WORK REQUIRED
Report, as a bare number, how many lines in the data contain "title".

RECORDS PROVIDED
^^^^^^^^

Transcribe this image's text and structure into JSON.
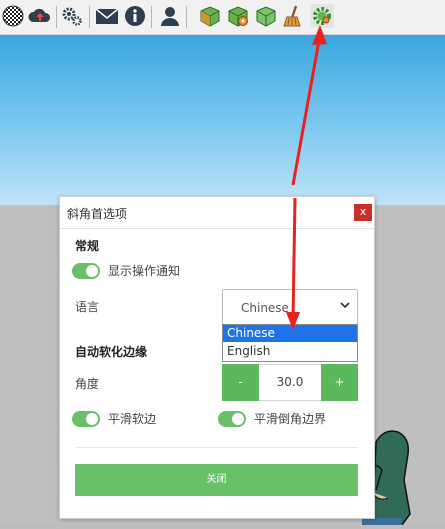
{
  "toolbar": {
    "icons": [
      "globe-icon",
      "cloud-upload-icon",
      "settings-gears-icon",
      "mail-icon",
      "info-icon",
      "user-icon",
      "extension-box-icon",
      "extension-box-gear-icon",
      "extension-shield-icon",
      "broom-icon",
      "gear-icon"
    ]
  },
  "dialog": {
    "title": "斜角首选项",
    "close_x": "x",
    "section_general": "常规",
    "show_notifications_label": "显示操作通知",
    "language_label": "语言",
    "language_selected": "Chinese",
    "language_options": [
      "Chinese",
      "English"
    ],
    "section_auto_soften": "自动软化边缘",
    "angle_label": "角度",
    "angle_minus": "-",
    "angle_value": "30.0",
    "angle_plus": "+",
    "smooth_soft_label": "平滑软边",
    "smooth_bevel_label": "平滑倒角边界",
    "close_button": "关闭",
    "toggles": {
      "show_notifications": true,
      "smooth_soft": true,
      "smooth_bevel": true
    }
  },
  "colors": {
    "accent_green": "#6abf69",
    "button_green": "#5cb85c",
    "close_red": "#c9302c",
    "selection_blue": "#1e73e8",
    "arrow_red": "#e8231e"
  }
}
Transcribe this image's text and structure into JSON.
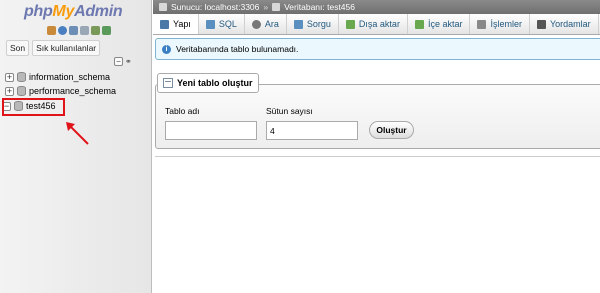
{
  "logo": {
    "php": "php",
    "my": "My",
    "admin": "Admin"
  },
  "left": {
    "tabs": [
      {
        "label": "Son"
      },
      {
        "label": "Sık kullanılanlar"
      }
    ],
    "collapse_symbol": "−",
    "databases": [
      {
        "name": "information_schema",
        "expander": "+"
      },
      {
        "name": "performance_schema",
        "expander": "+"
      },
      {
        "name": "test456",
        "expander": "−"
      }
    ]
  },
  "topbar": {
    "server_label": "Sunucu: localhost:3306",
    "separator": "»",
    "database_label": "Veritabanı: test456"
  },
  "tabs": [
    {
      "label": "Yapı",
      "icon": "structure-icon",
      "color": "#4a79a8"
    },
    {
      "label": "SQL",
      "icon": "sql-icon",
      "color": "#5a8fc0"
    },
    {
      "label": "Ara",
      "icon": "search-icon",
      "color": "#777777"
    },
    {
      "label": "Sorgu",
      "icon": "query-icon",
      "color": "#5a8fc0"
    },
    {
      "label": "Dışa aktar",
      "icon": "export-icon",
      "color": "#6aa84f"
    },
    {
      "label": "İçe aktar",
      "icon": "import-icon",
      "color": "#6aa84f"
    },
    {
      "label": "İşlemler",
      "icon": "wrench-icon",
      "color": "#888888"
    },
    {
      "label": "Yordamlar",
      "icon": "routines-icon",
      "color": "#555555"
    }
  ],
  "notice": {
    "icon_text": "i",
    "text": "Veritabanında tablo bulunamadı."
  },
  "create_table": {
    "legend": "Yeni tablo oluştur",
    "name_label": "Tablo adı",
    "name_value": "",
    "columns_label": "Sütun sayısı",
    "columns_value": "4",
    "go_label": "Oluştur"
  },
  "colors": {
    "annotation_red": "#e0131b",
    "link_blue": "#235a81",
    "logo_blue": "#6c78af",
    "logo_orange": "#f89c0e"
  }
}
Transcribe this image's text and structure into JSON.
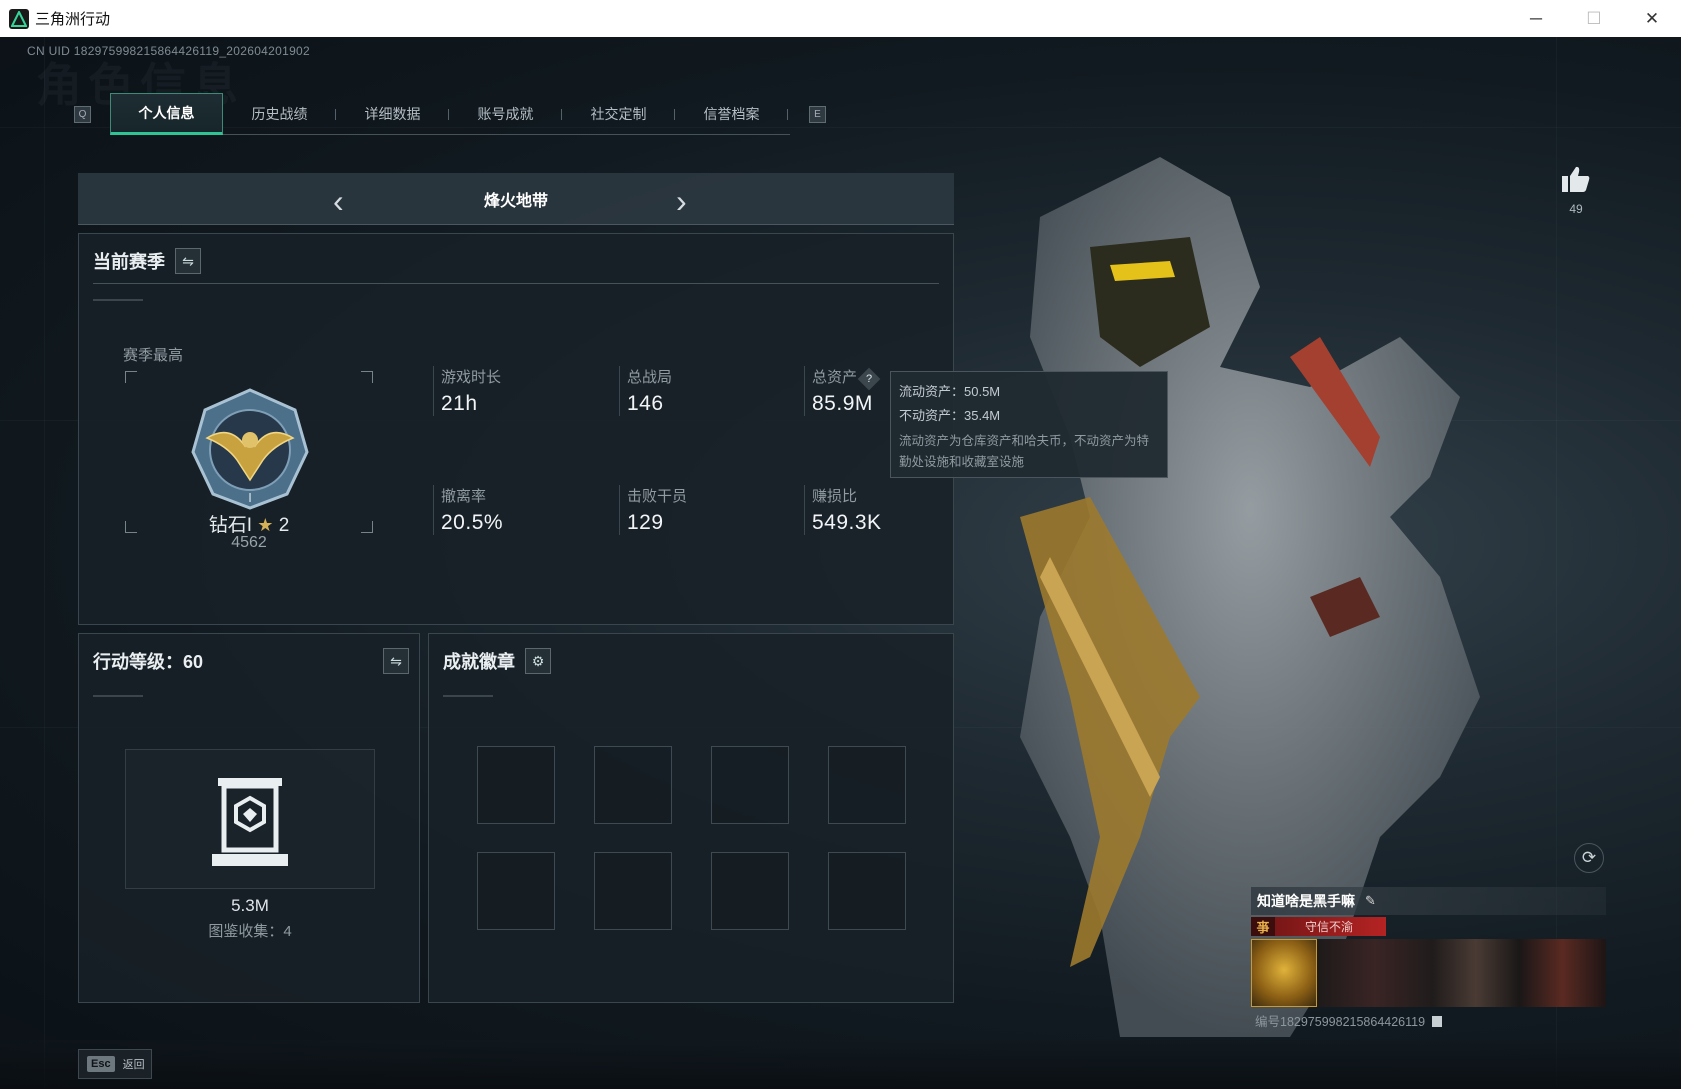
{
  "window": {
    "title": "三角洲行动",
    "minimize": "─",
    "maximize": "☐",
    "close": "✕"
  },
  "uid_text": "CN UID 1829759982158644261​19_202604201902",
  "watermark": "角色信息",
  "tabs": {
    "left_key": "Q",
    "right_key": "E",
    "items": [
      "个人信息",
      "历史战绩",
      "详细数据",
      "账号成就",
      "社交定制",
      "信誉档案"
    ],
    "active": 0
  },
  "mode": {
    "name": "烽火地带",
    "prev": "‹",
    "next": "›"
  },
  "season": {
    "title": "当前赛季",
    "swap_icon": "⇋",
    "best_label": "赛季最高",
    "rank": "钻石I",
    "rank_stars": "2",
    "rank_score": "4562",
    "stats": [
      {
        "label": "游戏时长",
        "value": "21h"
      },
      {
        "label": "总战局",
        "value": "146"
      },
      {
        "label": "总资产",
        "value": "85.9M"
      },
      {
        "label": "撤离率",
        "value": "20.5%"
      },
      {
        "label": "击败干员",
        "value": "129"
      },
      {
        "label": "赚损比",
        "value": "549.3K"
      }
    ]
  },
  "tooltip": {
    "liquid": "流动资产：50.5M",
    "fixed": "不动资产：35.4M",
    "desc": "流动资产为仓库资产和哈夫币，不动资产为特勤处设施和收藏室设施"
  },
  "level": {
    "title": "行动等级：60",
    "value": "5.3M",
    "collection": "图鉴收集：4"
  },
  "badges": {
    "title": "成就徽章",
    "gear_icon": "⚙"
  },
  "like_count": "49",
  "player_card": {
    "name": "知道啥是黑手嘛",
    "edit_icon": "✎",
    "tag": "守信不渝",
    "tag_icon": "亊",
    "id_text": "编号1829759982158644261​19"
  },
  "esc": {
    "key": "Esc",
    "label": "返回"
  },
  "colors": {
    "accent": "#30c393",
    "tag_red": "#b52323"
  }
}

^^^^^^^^

ANSWER TO THIS TASK
5